**Brief**
Could you restate the entries below word for word and leave out the pictures?

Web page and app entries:
++++++

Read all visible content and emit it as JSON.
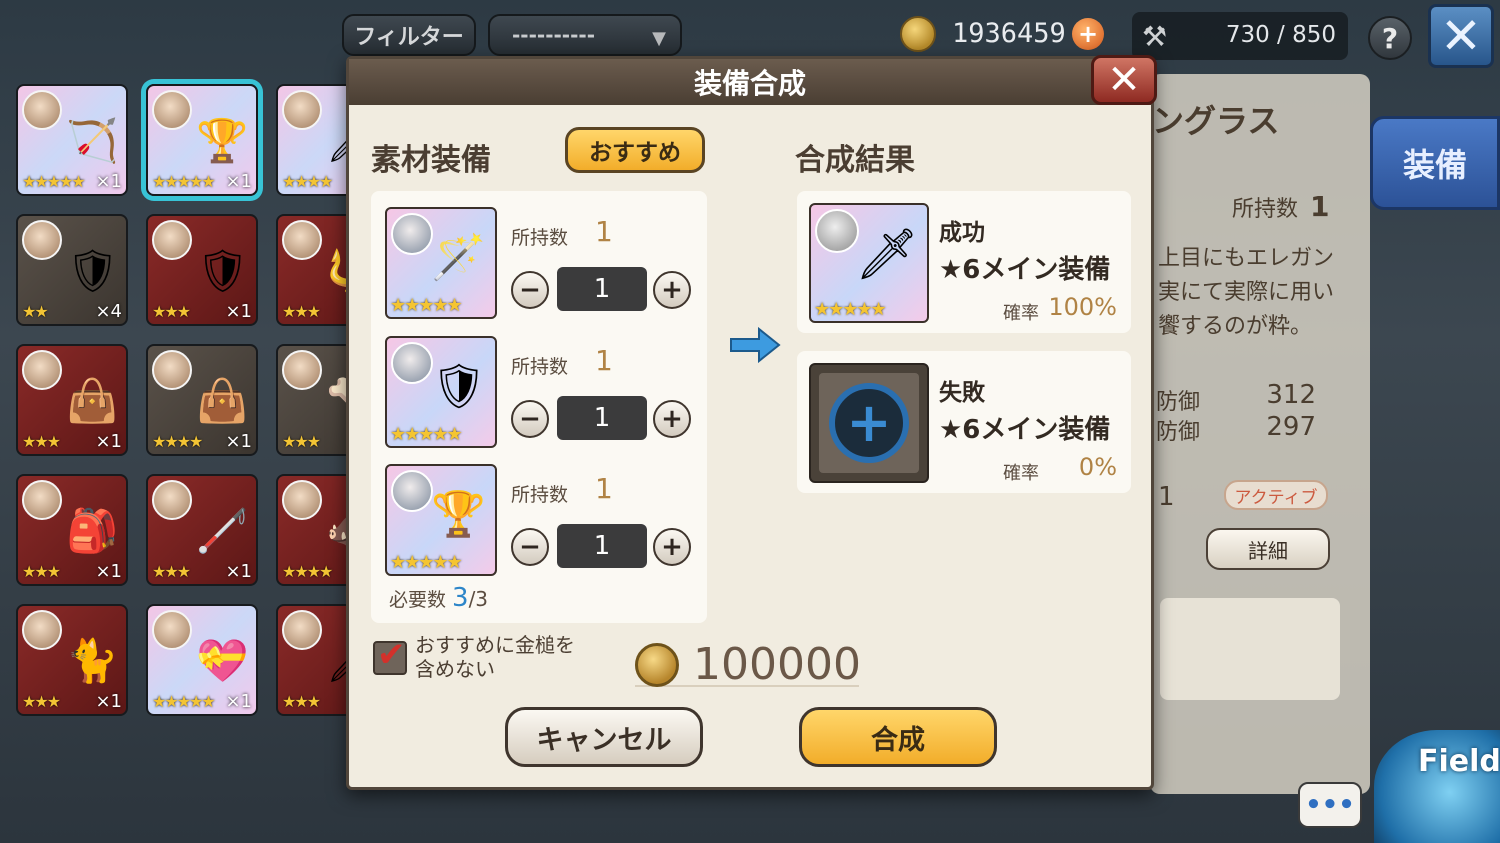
{
  "topbar": {
    "filter_label": "フィルター",
    "filter_value": "----------",
    "coins": "1936459",
    "capacity": "730 / 850",
    "help_label": "?",
    "close_label": "✕"
  },
  "inventory": {
    "slots": [
      {
        "style": "pastel",
        "stars": "★★★★★",
        "count": "×1",
        "item": "🏹"
      },
      {
        "style": "pastel",
        "stars": "★★★★★",
        "count": "×1",
        "item": "🏆"
      },
      {
        "style": "pastel",
        "stars": "★★★★",
        "count": "",
        "item": "🗡"
      },
      {
        "style": "dark",
        "stars": "★★",
        "count": "×4",
        "item": "🛡"
      },
      {
        "style": "red",
        "stars": "★★★",
        "count": "×1",
        "item": "🛡"
      },
      {
        "style": "red",
        "stars": "★★★",
        "count": "",
        "item": "🔱"
      },
      {
        "style": "red",
        "stars": "★★★",
        "count": "×1",
        "item": "👜"
      },
      {
        "style": "dark",
        "stars": "★★★★",
        "count": "×1",
        "item": "👜"
      },
      {
        "style": "dark",
        "stars": "★★★",
        "count": "",
        "item": "🦴"
      },
      {
        "style": "red",
        "stars": "★★★",
        "count": "×1",
        "item": "🎒"
      },
      {
        "style": "red",
        "stars": "★★★",
        "count": "×1",
        "item": "🦯"
      },
      {
        "style": "red",
        "stars": "★★★★",
        "count": "",
        "item": "🐗"
      },
      {
        "style": "red",
        "stars": "★★★",
        "count": "×1",
        "item": "🐈"
      },
      {
        "style": "pastel",
        "stars": "★★★★★",
        "count": "×1",
        "item": "💝"
      },
      {
        "style": "red",
        "stars": "★★★",
        "count": "",
        "item": "🗡"
      }
    ]
  },
  "detail": {
    "title": "ングラス",
    "own_label": "所持数",
    "own_value": "1",
    "desc": "上目にもエレガン実にて実際に用い饗するのが粋。",
    "stat1_label": "防御",
    "stat1_value": "312",
    "stat2_label": "防御",
    "stat2_value": "297",
    "level": "1",
    "active_label": "アクティブ",
    "detail_button": "詳細",
    "equip_tab": "装備"
  },
  "dialog": {
    "title": "装備合成",
    "close_label": "✕",
    "materials_title": "素材装備",
    "recommend_label": "おすすめ",
    "result_title": "合成結果",
    "own_label": "所持数",
    "materials": [
      {
        "item": "🪄",
        "stars": "★★★★★",
        "own": "1",
        "qty": "1"
      },
      {
        "item": "🛡",
        "stars": "★★★★★",
        "own": "1",
        "qty": "1"
      },
      {
        "item": "🏆",
        "stars": "★★★★★",
        "own": "1",
        "qty": "1"
      }
    ],
    "required_label": "必要数",
    "required_current": "3",
    "required_total": "/3",
    "results": [
      {
        "status": "成功",
        "name": "★6メイン装備",
        "rate_label": "確率",
        "rate": "100%",
        "item": "🗡",
        "stars": "★★★★★"
      },
      {
        "status": "失敗",
        "name": "★6メイン装備",
        "rate_label": "確率",
        "rate": "0%",
        "item": "+",
        "stars": ""
      }
    ],
    "checkbox_label": "おすすめに金槌を含めない",
    "cost": "100000",
    "cancel_label": "キャンセル",
    "synth_label": "合成"
  },
  "bottom": {
    "chat_label": "•••",
    "field_label": "Field"
  },
  "colors": {
    "accent_gold": "#f2ad2a",
    "close_red": "#8e2a22",
    "selected_cyan": "#38c3d6",
    "count_blue": "#2d86c9"
  }
}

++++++

**Solution to the problem**
Read all visible content and emit it as JSON.
{
  "topbar": {
    "filter_label": "フィルター",
    "filter_value": "----------",
    "coins": "1936459",
    "capacity": "730 / 850",
    "help_label": "?",
    "close_label": "✕"
  },
  "inventory": {
    "slots": [
      {
        "style": "pastel",
        "stars": "★★★★★",
        "count": "×1",
        "item": "🏹"
      },
      {
        "style": "pastel",
        "stars": "★★★★★",
        "count": "×1",
        "item": "🏆"
      },
      {
        "style": "pastel",
        "stars": "★★★★",
        "count": "",
        "item": "🗡"
      },
      {
        "style": "dark",
        "stars": "★★",
        "count": "×4",
        "item": "🛡"
      },
      {
        "style": "red",
        "stars": "★★★",
        "count": "×1",
        "item": "🛡"
      },
      {
        "style": "red",
        "stars": "★★★",
        "count": "",
        "item": "🔱"
      },
      {
        "style": "red",
        "stars": "★★★",
        "count": "×1",
        "item": "👜"
      },
      {
        "style": "dark",
        "stars": "★★★★",
        "count": "×1",
        "item": "👜"
      },
      {
        "style": "dark",
        "stars": "★★★",
        "count": "",
        "item": "🦴"
      },
      {
        "style": "red",
        "stars": "★★★",
        "count": "×1",
        "item": "🎒"
      },
      {
        "style": "red",
        "stars": "★★★",
        "count": "×1",
        "item": "🦯"
      },
      {
        "style": "red",
        "stars": "★★★★",
        "count": "",
        "item": "🐗"
      },
      {
        "style": "red",
        "stars": "★★★",
        "count": "×1",
        "item": "🐈"
      },
      {
        "style": "pastel",
        "stars": "★★★★★",
        "count": "×1",
        "item": "💝"
      },
      {
        "style": "red",
        "stars": "★★★",
        "count": "",
        "item": "🗡"
      }
    ]
  },
  "detail": {
    "title": "ングラス",
    "own_label": "所持数",
    "own_value": "1",
    "desc": "上目にもエレガン実にて実際に用い饗するのが粋。",
    "stat1_label": "防御",
    "stat1_value": "312",
    "stat2_label": "防御",
    "stat2_value": "297",
    "level": "1",
    "active_label": "アクティブ",
    "detail_button": "詳細",
    "equip_tab": "装備"
  },
  "dialog": {
    "title": "装備合成",
    "close_label": "✕",
    "materials_title": "素材装備",
    "recommend_label": "おすすめ",
    "result_title": "合成結果",
    "own_label": "所持数",
    "materials": [
      {
        "item": "🪄",
        "stars": "★★★★★",
        "own": "1",
        "qty": "1"
      },
      {
        "item": "🛡",
        "stars": "★★★★★",
        "own": "1",
        "qty": "1"
      },
      {
        "item": "🏆",
        "stars": "★★★★★",
        "own": "1",
        "qty": "1"
      }
    ],
    "required_label": "必要数",
    "required_current": "3",
    "required_total": "/3",
    "results": [
      {
        "status": "成功",
        "name": "★6メイン装備",
        "rate_label": "確率",
        "rate": "100%",
        "item": "🗡",
        "stars": "★★★★★"
      },
      {
        "status": "失敗",
        "name": "★6メイン装備",
        "rate_label": "確率",
        "rate": "0%",
        "item": "+",
        "stars": ""
      }
    ],
    "checkbox_label": "おすすめに金槌を含めない",
    "cost": "100000",
    "cancel_label": "キャンセル",
    "synth_label": "合成"
  },
  "bottom": {
    "chat_label": "•••",
    "field_label": "Field"
  },
  "colors": {
    "accent_gold": "#f2ad2a",
    "close_red": "#8e2a22",
    "selected_cyan": "#38c3d6",
    "count_blue": "#2d86c9"
  }
}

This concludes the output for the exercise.